Instructions to follow:
Tally the lines of the data below that contain the string "JSON". Give the tally and nothing else.

(Interface dataset entries)

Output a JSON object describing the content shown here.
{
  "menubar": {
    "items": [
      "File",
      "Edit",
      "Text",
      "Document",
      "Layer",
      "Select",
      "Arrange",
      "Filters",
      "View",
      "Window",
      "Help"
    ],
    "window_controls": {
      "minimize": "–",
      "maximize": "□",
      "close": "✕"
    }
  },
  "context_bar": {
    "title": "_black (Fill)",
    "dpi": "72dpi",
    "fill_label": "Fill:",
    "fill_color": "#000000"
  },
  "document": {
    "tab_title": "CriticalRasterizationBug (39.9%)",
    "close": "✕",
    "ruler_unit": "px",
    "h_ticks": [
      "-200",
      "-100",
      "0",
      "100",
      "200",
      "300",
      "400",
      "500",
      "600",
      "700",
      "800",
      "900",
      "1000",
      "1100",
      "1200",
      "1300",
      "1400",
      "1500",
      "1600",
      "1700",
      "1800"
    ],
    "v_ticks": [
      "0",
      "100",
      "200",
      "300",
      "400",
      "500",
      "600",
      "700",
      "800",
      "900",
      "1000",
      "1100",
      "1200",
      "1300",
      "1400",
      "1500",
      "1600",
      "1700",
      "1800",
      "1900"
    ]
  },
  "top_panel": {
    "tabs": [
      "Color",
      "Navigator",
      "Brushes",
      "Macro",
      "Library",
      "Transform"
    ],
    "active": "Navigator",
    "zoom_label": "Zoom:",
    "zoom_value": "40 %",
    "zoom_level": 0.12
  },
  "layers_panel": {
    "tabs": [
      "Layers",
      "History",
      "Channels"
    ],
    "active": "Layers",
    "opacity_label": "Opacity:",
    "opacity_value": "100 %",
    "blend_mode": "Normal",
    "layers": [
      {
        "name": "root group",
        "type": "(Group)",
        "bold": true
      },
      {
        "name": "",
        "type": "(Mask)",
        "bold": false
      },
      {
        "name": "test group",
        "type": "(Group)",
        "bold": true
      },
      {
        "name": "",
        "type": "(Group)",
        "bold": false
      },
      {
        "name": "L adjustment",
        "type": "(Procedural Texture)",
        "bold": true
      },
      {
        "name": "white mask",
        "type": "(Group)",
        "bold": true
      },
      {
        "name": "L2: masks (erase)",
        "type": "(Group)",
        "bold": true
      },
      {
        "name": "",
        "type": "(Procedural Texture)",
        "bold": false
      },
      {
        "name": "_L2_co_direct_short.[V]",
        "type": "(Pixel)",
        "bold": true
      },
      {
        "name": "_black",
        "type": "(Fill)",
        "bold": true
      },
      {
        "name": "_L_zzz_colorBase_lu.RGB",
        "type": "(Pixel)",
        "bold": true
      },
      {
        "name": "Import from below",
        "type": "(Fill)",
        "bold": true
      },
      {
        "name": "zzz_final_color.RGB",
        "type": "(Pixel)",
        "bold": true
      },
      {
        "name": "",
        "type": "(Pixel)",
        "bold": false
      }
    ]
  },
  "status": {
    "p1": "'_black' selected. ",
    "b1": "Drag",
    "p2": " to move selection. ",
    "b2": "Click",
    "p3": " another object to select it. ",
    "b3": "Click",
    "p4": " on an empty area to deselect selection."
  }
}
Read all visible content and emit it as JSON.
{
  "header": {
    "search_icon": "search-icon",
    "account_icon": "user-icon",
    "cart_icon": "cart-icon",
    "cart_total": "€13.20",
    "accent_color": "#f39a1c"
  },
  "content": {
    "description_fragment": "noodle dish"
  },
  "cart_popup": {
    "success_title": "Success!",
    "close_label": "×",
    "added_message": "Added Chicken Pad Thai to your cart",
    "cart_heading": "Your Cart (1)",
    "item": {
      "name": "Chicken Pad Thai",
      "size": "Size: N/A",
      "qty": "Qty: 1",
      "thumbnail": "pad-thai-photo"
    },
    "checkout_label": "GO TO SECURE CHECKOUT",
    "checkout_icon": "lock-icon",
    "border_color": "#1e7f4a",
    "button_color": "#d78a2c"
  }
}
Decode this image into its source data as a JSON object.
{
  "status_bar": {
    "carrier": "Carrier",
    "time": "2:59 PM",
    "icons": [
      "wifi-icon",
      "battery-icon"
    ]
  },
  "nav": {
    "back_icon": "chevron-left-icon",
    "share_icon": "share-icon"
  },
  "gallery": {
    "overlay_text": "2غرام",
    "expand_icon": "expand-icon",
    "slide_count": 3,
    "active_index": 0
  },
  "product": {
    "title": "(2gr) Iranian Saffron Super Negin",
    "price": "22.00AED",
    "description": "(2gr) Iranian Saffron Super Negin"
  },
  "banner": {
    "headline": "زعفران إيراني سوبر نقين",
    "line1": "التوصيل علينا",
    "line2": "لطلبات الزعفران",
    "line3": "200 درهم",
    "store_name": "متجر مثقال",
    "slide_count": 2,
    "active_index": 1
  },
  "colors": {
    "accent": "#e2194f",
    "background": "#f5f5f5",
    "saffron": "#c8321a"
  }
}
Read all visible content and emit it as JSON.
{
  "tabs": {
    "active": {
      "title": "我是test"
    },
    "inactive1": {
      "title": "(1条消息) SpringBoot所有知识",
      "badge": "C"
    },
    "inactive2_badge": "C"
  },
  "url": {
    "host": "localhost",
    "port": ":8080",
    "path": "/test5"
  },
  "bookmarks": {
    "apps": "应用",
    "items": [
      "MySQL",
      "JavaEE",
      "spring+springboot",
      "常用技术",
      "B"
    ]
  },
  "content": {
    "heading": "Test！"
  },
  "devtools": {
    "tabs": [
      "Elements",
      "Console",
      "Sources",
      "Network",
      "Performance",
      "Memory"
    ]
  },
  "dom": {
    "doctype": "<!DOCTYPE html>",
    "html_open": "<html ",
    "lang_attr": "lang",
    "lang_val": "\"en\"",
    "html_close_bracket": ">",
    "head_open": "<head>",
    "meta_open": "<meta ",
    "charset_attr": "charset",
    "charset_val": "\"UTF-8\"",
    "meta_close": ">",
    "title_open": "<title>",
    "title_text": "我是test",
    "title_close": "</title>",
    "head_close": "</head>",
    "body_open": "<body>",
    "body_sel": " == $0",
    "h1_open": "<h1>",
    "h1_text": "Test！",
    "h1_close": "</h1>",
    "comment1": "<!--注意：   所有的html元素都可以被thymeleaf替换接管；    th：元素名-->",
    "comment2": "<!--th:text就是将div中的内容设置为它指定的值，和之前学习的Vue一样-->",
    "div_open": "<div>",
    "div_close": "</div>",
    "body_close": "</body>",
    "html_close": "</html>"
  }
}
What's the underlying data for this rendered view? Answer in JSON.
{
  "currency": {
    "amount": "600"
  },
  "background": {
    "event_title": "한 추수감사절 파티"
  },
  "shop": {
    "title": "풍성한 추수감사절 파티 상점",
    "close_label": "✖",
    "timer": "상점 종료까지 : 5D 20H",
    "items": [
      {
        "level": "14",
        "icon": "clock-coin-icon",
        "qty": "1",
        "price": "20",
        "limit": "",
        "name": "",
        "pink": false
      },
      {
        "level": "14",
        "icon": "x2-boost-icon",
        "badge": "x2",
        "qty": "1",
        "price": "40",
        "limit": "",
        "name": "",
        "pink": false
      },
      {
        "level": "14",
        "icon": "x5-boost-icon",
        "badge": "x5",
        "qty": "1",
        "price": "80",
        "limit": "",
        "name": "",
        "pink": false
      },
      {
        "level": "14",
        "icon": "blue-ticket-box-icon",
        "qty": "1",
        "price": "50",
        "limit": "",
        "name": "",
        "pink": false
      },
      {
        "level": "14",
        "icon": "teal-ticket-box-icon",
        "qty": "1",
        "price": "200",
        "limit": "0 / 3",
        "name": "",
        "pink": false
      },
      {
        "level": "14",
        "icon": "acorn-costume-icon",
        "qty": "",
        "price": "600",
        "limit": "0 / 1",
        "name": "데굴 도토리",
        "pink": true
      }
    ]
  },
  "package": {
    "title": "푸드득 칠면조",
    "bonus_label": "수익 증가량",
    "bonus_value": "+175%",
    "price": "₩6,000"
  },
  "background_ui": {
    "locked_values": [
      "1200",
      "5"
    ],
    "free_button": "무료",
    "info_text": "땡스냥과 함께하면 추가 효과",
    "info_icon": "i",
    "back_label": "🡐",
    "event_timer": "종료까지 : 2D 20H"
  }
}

Solution to the problem:
5